The landform is Lowlands with gentle and strong complex slopes: slight to moderately rocky and soils are brown earths with drifts derived from Lower Paleozoic greywackes and shales.

The woodland is mainly comprised of intimate mixtures of two or more species with occasional small groups of single species. The exception to this is the larger area (1.0ha) of pure Sitka Spruce in compartment 1.

Objective and Vision

The vision for the woodland was that in addition to providing a financial return, it would provide year round recreational space for walkers and horse riders, improve biodiversity and provide shelter. The hope is the woodland will become a diverse and resilient mix of productive conifer and native broadleaf, managed by continuous cover through regular, planned and sustainable interventions.

Fast Facts

Client: Woll Estate

Age of Woodland:

Exterior Edge: >100 years old

Interior: approx. 45 years old

The species mix in the main block (14.1ha) is:

Hybrid larch 24%

Grand fir 9%

Scots pine 9%

Norway spruce 6%

Western Hemlock 4%

Douglas fir 3%

Lawson cypress 1%

Sitka spruce 1%

Sycamore 23%

Ash 11%

Beech 9%

Other: Yew, Holly, Elm, SF, Rowan, Oak.

Open ground: <0.1ha

Last Thinning: 25-30 years ago

Advance Regeneration: Very little, primarily seedlings of sycamore and ash.

Product Uses: Saw logs for construction and fencing, pallet wood and bio fuel.

Volume Extracted:

500 tons of spruce was clear felled.

1900 tons of mixed conifers from the thinning operation.


Upon appointment in 2019, Forest Direct prepared a comprehensive woodland management plan, with a view to managing the bulk of the woodland on a continuous management basis. A shelter belt of Sitka spruce had reached maturity and needed to be clear felled. Forest Direct arranged the felling licence and worked closely with the Scottish Borders Council Highways team to define the transport strategy for removing timber from site.

Storm Arwen hit the Woll House woodlands shortly before the scheduled timber harvesting, and as such we were able to include windblow in our extraction strategy. The storm did severe damage to the Sitka spruce clearfell area but luckily only damaged the north eastern corner of the designated thinning area.

The woodland had not been actively managed for a number of years, which resulted in significant access challenges.
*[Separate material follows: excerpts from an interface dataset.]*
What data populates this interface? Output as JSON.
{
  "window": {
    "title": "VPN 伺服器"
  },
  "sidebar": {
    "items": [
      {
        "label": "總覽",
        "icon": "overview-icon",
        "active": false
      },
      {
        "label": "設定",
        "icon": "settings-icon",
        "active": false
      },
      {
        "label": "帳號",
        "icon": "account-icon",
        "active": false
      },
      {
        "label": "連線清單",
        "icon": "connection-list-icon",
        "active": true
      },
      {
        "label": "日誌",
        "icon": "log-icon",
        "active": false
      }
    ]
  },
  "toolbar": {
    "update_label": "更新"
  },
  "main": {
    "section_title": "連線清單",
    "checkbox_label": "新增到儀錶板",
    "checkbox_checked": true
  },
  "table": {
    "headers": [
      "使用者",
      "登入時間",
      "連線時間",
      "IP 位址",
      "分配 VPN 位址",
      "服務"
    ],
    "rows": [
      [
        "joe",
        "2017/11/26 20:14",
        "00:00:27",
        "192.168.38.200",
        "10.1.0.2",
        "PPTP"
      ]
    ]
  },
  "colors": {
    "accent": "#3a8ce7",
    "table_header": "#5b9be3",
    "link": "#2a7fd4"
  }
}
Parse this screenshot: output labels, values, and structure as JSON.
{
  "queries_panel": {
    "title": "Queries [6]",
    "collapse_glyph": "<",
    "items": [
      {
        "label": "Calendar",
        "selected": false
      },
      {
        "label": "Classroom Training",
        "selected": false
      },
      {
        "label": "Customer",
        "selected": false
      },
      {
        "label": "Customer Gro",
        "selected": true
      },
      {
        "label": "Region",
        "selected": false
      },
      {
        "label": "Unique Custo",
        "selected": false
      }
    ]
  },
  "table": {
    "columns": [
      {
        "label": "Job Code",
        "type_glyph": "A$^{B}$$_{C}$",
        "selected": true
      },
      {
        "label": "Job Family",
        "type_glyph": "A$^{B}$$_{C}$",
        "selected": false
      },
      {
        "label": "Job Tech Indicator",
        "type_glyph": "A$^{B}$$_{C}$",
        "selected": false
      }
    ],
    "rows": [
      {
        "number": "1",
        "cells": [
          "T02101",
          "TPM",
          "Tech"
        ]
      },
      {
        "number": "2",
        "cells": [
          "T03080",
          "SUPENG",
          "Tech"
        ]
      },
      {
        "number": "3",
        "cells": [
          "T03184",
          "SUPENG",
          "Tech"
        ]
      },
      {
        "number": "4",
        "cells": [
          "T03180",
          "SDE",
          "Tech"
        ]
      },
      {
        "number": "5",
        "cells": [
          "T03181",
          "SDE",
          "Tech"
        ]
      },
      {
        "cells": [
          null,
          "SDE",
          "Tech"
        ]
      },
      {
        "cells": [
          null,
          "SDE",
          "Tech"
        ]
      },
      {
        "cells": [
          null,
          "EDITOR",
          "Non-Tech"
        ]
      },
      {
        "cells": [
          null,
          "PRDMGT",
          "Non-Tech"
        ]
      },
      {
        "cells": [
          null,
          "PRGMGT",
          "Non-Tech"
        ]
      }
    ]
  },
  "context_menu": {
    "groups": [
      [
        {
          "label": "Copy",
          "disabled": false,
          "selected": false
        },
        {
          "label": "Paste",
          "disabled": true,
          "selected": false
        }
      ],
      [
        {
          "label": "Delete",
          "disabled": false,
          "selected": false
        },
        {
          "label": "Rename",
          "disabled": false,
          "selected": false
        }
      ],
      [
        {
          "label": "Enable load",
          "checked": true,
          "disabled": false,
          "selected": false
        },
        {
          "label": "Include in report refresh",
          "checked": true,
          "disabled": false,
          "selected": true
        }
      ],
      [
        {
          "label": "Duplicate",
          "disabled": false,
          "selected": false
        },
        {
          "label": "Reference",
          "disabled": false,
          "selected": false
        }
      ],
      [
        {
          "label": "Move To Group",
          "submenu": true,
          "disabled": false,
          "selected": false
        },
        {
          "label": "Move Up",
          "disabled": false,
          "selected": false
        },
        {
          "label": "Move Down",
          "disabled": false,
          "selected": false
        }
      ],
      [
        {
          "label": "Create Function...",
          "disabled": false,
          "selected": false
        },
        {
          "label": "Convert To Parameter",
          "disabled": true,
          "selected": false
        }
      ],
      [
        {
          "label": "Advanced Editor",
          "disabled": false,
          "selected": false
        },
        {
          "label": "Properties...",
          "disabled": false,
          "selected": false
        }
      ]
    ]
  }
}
Houses had been developed along the road where timber had previously been extracted. The solution was to use heavy duty, aluminum trackway panels to create a temporary 60m long track for 44 ton timber lorries, harvesting equipment and excavation machinery to access the woodlands over the front lawn of Woll House, causing minimal long term impact. Planning consent was received for forest road and timber transfer points, which will be left as a permanent feature for subsequent harvesting and woodland management. Forest Direct’s Harvesting Manager identified the trees to be removed, picking the poorer formed stems and the shallow crowned trees to allow the better trees room to develop. The team removed a high proportion of the sycamore as this was preventing light and heat from reaching the forest floor. Ground vegetation was quite light and it is hoped that regeneration will be seen within 3-4 years. It is also expected that the cut sycamore stems will regrow.

A second thinning and some group felling is proposed for 10 years time, depending on the success of the regeneration. If regeneration does not occur in the required amounts we will enhance the crop by planting other species such as oak to add to the crop diversity.

The clear felled spruce woodland will be replanted with native broad leaves including oak, birch, cherry, hawthorn and rowan. The brash will be chipped and the path network restored and enhanced for improved access.

There is a small population of deer which will be controlled if damage is caused to the regeneration. A local resident has been trapping grey squirrels and feeding red squirrels – six red squirrels have been seen in one site visit. We are hopeful that our work will improve the habitat for red squirrels and that numbers will increase.